It was the most expensive signing in football history. Paul Pogba’s £89m world record transfer move from Juventus back to his old club Manchester United dominated headlines this summer. As an Arsenal fan myself I definitely felt a tad jealous by the way in which it all went down but I could empathise with my rival fans’ excitement – it was a great move for the Barclays Premier League.
It was unravelled like a thriller, the prodigal son Pogba, returning to the giants that rejected him - Manchester United. Adidas’ product placement was literally perfect in this instance as they launched a video campaign called ‘First Never Follows’ featuring Paul Pogba and grime superstar Stormzy which revealed the news of the signing to the world and subsequently went viral. The fifty second snippet which features Pogba’s famous dancing and Stormzy rapping his song ‘Nigo Duppy’ highlights the similarity between sports stars and rap stars. The adoration for both of these young men who own their craft with such swagger could be felt all over the internet. With the enigmatic Pogba who is unapologetically outlandish through his skills on the pitch and his conduct off it and Stormzy, ever the Twitter comedian and who is never shy with his words on Social Media, the pair made for the perfect recipe for a viral marketing campaign
Adidas – Marketing Genius

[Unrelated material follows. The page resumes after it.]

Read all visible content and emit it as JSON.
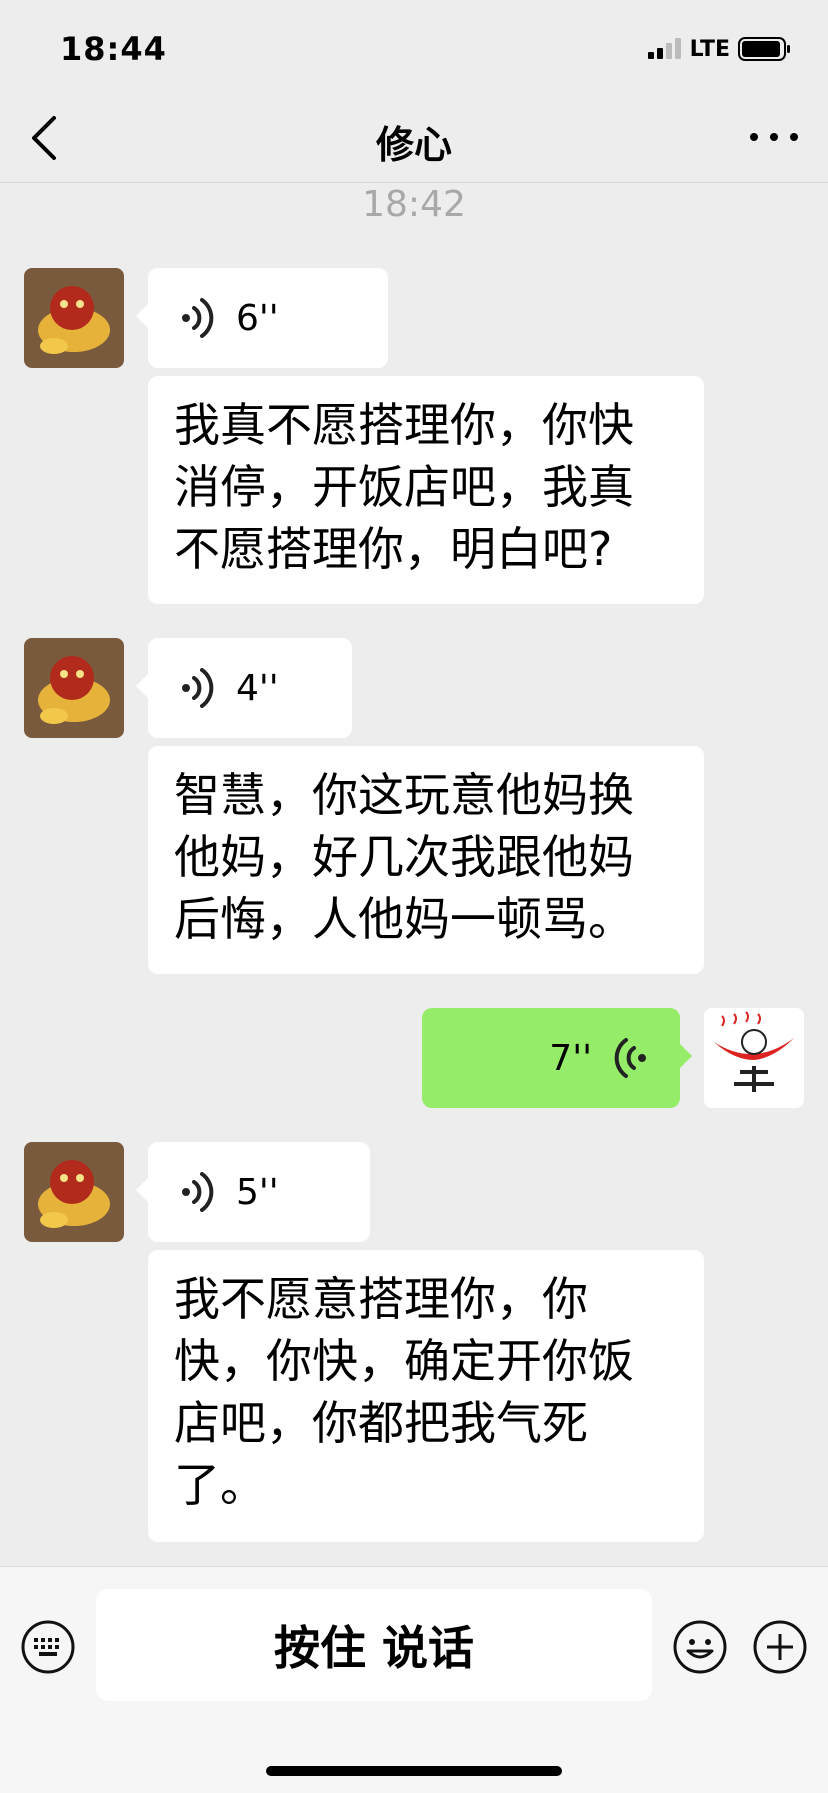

Adidas, cleverly combined these two spheres together. The famous sportswear brand who sponsor the United kit, have an illustrious history of elevating musicians and sportsmen and women on the same platform in their ads. They literally attached themselves to the whole Pogba saga in a fine display of marketing genius. Previously with another ad which was part of the ‘First Never Follows’ series, when rumours of Pogba’s return were simply just those to his unveiling to the world officially as a Manchester United player. Conspiracy theorists online reckon the reason why the deal stalled for so long was because Adidas needed to film, edit and produce the marketing campaign – well, you can’t blame them for thinking this; it was executed to perfection.
Their ads are almost always filmed in urban environments – London, Paris, Brooklyn but they are carefully crafted and are certainly not cheap. The sportswear brand spent a whopping £11.54bn on their marketing in 2013 and there is certainly more than a hint of class in their ads featuring sports superstars like Lionel Messi, Gareth Bale, Derrick Rose and their All In campaign features music stars Katy Perry, Snoop Dogg, B.O.B and Domo Genesis.
A History with Hip Hop
Historically being an urban brand, cemented by their innovative sponsorship of legendary Hip Hop group Run DMC in 1986, Adidas attaching themselves to the sub-culture has only helped to establish their brand on the streets worldwide. Another one of their adverts called ‘Blah, Blah, Blah’ features a song by Grime legend Wiley; Adidas are now helping propel Grime into the mainstream like they did with Hip Hop in the 80s. Rapstars wear Adidas sneakers, footballers wear Adidas kits – Adidas are ever present.
However, the importance of this perception of the brand extends to more than just boosting profits. They now have a true legion of followers amongst our generation by using these idols. Whether they should or shouldn’t be can be debated but rappers and sports personalities inevitably seem to be role models for kids these days and by sporting Adidas sportswear young people feel one inch closer to their idols. Whether they are aspiring sportsmen or musicians these clothing items take them one step closer to their dreams. Part of Adidas’ appeal is their accessibility - fashion is the focal point which bridges these two spheres together and this has clearly been absorbed into their brand.
I now might go out and buy some Adidas F50s and pray I can magically hit a ball like Pogba…don’t laugh, I wasn’t joking!